◆ Exercise materials ◆
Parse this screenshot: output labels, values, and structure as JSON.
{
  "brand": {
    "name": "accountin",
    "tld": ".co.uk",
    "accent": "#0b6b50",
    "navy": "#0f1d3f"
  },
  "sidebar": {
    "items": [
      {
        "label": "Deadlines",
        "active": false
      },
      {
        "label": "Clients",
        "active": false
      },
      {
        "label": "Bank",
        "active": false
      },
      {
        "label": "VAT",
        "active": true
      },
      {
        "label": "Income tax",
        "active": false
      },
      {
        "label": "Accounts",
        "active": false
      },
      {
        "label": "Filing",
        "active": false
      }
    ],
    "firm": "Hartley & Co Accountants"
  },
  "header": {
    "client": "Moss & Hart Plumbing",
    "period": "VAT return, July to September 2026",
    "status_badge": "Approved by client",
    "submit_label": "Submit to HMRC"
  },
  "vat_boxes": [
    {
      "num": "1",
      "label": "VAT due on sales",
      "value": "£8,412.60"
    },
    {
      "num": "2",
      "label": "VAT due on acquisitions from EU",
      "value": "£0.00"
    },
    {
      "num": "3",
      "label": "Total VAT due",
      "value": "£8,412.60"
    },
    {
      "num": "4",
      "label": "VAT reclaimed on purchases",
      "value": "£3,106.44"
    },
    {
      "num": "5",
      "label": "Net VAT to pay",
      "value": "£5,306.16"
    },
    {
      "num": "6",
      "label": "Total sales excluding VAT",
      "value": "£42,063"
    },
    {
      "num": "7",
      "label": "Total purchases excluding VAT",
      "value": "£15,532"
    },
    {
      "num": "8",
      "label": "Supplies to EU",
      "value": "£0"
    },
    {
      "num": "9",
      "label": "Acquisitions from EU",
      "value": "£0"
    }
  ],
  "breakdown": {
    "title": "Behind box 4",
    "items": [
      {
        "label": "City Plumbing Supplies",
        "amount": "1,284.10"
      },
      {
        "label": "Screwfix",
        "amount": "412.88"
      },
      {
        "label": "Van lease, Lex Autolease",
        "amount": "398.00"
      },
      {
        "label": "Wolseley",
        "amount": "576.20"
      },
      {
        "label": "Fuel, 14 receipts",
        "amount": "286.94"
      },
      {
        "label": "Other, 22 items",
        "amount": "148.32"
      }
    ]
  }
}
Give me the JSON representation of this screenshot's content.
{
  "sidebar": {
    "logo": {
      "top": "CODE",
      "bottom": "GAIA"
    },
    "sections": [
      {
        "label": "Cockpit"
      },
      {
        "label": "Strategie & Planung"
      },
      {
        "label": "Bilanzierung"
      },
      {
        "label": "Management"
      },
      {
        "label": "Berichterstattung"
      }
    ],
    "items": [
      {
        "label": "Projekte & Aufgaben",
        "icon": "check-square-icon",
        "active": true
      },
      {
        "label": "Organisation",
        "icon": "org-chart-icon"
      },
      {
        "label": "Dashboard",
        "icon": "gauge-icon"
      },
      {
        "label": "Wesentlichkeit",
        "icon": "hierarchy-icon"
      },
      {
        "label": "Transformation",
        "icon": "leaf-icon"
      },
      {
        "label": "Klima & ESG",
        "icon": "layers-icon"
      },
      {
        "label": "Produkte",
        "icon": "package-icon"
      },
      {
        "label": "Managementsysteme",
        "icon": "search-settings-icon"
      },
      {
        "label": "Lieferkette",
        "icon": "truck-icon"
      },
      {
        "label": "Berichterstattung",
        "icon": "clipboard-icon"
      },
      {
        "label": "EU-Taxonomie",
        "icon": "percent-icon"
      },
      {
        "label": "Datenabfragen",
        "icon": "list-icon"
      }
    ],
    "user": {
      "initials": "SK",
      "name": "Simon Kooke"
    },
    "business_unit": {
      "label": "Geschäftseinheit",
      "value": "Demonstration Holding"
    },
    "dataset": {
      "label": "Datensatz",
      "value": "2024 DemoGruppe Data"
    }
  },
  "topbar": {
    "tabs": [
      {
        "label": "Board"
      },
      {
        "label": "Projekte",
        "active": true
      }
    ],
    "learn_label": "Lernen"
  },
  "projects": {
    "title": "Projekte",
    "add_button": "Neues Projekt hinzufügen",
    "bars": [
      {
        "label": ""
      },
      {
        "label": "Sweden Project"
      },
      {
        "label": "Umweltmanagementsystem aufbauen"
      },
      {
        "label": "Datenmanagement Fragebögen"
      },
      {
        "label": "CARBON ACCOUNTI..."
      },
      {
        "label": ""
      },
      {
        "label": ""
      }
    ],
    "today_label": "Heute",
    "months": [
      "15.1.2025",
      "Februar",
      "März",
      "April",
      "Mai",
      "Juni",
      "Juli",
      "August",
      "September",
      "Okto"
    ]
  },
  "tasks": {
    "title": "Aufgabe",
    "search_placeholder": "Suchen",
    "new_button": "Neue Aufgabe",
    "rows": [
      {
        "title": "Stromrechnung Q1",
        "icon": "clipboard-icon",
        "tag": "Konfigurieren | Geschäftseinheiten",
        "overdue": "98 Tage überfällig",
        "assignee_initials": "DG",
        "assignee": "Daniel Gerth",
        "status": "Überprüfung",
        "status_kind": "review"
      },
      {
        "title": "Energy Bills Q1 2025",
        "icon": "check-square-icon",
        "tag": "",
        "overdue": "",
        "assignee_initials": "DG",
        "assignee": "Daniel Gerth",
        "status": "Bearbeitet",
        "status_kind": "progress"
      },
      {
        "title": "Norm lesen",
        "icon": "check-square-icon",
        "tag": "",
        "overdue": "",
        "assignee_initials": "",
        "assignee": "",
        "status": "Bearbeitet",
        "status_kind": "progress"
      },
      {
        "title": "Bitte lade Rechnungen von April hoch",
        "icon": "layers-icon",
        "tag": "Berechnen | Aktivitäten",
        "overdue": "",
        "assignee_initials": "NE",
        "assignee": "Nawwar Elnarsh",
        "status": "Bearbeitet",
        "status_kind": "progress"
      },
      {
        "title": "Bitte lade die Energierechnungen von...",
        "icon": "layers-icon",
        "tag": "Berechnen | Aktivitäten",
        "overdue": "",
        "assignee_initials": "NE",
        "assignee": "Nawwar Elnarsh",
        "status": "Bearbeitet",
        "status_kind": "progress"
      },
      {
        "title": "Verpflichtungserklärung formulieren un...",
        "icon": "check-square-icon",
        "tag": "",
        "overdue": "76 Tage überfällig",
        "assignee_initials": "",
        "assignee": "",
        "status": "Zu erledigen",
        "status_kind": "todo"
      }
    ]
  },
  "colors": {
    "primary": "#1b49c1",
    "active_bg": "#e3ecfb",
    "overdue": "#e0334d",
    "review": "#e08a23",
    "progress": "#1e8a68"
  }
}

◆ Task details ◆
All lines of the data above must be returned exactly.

◆ Result of the exercise ◆
Parse this screenshot: output labels, values, and structure as JSON.
{
  "brand": {
    "name": "accountin",
    "tld": ".co.uk",
    "accent": "#0b6b50",
    "navy": "#0f1d3f"
  },
  "sidebar": {
    "items": [
      {
        "label": "Deadlines",
        "active": false
      },
      {
        "label": "Clients",
        "active": false
      },
      {
        "label": "Bank",
        "active": false
      },
      {
        "label": "VAT",
        "active": true
      },
      {
        "label": "Income tax",
        "active": false
      },
      {
        "label": "Accounts",
        "active": false
      },
      {
        "label": "Filing",
        "active": false
      }
    ],
    "firm": "Hartley & Co Accountants"
  },
  "header": {
    "client": "Moss & Hart Plumbing",
    "period": "VAT return, July to September 2026",
    "status_badge": "Approved by client",
    "submit_label": "Submit to HMRC"
  },
  "vat_boxes": [
    {
      "num": "1",
      "label": "VAT due on sales",
      "value": "£8,412.60"
    },
    {
      "num": "2",
      "label": "VAT due on acquisitions from EU",
      "value": "£0.00"
    },
    {
      "num": "3",
      "label": "Total VAT due",
      "value": "£8,412.60"
    },
    {
      "num": "4",
      "label": "VAT reclaimed on purchases",
      "value": "£3,106.44"
    },
    {
      "num": "5",
      "label": "Net VAT to pay",
      "value": "£5,306.16"
    },
    {
      "num": "6",
      "label": "Total sales excluding VAT",
      "value": "£42,063"
    },
    {
      "num": "7",
      "label": "Total purchases excluding VAT",
      "value": "£15,532"
    },
    {
      "num": "8",
      "label": "Supplies to EU",
      "value": "£0"
    },
    {
      "num": "9",
      "label": "Acquisitions from EU",
      "value": "£0"
    }
  ],
  "breakdown": {
    "title": "Behind box 4",
    "items": [
      {
        "label": "City Plumbing Supplies",
        "amount": "1,284.10"
      },
      {
        "label": "Screwfix",
        "amount": "412.88"
      },
      {
        "label": "Van lease, Lex Autolease",
        "amount": "398.00"
      },
      {
        "label": "Wolseley",
        "amount": "576.20"
      },
      {
        "label": "Fuel, 14 receipts",
        "amount": "286.94"
      },
      {
        "label": "Other, 22 items",
        "amount": "148.32"
      }
    ]
  }
}
Give me the JSON representation of this screenshot's content.
{
  "sidebar": {
    "logo": {
      "top": "CODE",
      "bottom": "GAIA"
    },
    "sections": [
      {
        "label": "Cockpit"
      },
      {
        "label": "Strategie & Planung"
      },
      {
        "label": "Bilanzierung"
      },
      {
        "label": "Management"
      },
      {
        "label": "Berichterstattung"
      }
    ],
    "items": [
      {
        "label": "Projekte & Aufgaben",
        "icon": "check-square-icon",
        "active": true
      },
      {
        "label": "Organisation",
        "icon": "org-chart-icon"
      },
      {
        "label": "Dashboard",
        "icon": "gauge-icon"
      },
      {
        "label": "Wesentlichkeit",
        "icon": "hierarchy-icon"
      },
      {
        "label": "Transformation",
        "icon": "leaf-icon"
      },
      {
        "label": "Klima & ESG",
        "icon": "layers-icon"
      },
      {
        "label": "Produkte",
        "icon": "package-icon"
      },
      {
        "label": "Managementsysteme",
        "icon": "search-settings-icon"
      },
      {
        "label": "Lieferkette",
        "icon": "truck-icon"
      },
      {
        "label": "Berichterstattung",
        "icon": "clipboard-icon"
      },
      {
        "label": "EU-Taxonomie",
        "icon": "percent-icon"
      },
      {
        "label": "Datenabfragen",
        "icon": "list-icon"
      }
    ],
    "user": {
      "initials": "SK",
      "name": "Simon Kooke"
    },
    "business_unit": {
      "label": "Geschäftseinheit",
      "value": "Demonstration Holding"
    },
    "dataset": {
      "label": "Datensatz",
      "value": "2024 DemoGruppe Data"
    }
  },
  "topbar": {
    "tabs": [
      {
        "label": "Board"
      },
      {
        "label": "Projekte",
        "active": true
      }
    ],
    "learn_label": "Lernen"
  },
  "projects": {
    "title": "Projekte",
    "add_button": "Neues Projekt hinzufügen",
    "bars": [
      {
        "label": ""
      },
      {
        "label": "Sweden Project"
      },
      {
        "label": "Umweltmanagementsystem aufbauen"
      },
      {
        "label": "Datenmanagement Fragebögen"
      },
      {
        "label": "CARBON ACCOUNTI..."
      },
      {
        "label": ""
      },
      {
        "label": ""
      }
    ],
    "today_label": "Heute",
    "months": [
      "15.1.2025",
      "Februar",
      "März",
      "April",
      "Mai",
      "Juni",
      "Juli",
      "August",
      "September",
      "Okto"
    ]
  },
  "tasks": {
    "title": "Aufgabe",
    "search_placeholder": "Suchen",
    "new_button": "Neue Aufgabe",
    "rows": [
      {
        "title": "Stromrechnung Q1",
        "icon": "clipboard-icon",
        "tag": "Konfigurieren | Geschäftseinheiten",
        "overdue": "98 Tage überfällig",
        "assignee_initials": "DG",
        "assignee": "Daniel Gerth",
        "status": "Überprüfung",
        "status_kind": "review"
      },
      {
        "title": "Energy Bills Q1 2025",
        "icon": "check-square-icon",
        "tag": "",
        "overdue": "",
        "assignee_initials": "DG",
        "assignee": "Daniel Gerth",
        "status": "Bearbeitet",
        "status_kind": "progress"
      },
      {
        "title": "Norm lesen",
        "icon": "check-square-icon",
        "tag": "",
        "overdue": "",
        "assignee_initials": "",
        "assignee": "",
        "status": "Bearbeitet",
        "status_kind": "progress"
      },
      {
        "title": "Bitte lade Rechnungen von April hoch",
        "icon": "layers-icon",
        "tag": "Berechnen | Aktivitäten",
        "overdue": "",
        "assignee_initials": "NE",
        "assignee": "Nawwar Elnarsh",
        "status": "Bearbeitet",
        "status_kind": "progress"
      },
      {
        "title": "Bitte lade die Energierechnungen von...",
        "icon": "layers-icon",
        "tag": "Berechnen | Aktivitäten",
        "overdue": "",
        "assignee_initials": "NE",
        "assignee": "Nawwar Elnarsh",
        "status": "Bearbeitet",
        "status_kind": "progress"
      },
      {
        "title": "Verpflichtungserklärung formulieren un...",
        "icon": "check-square-icon",
        "tag": "",
        "overdue": "76 Tage überfällig",
        "assignee_initials": "",
        "assignee": "",
        "status": "Zu erledigen",
        "status_kind": "todo"
      }
    ]
  },
  "colors": {
    "primary": "#1b49c1",
    "active_bg": "#e3ecfb",
    "overdue": "#e0334d",
    "review": "#e08a23",
    "progress": "#1e8a68"
  }
}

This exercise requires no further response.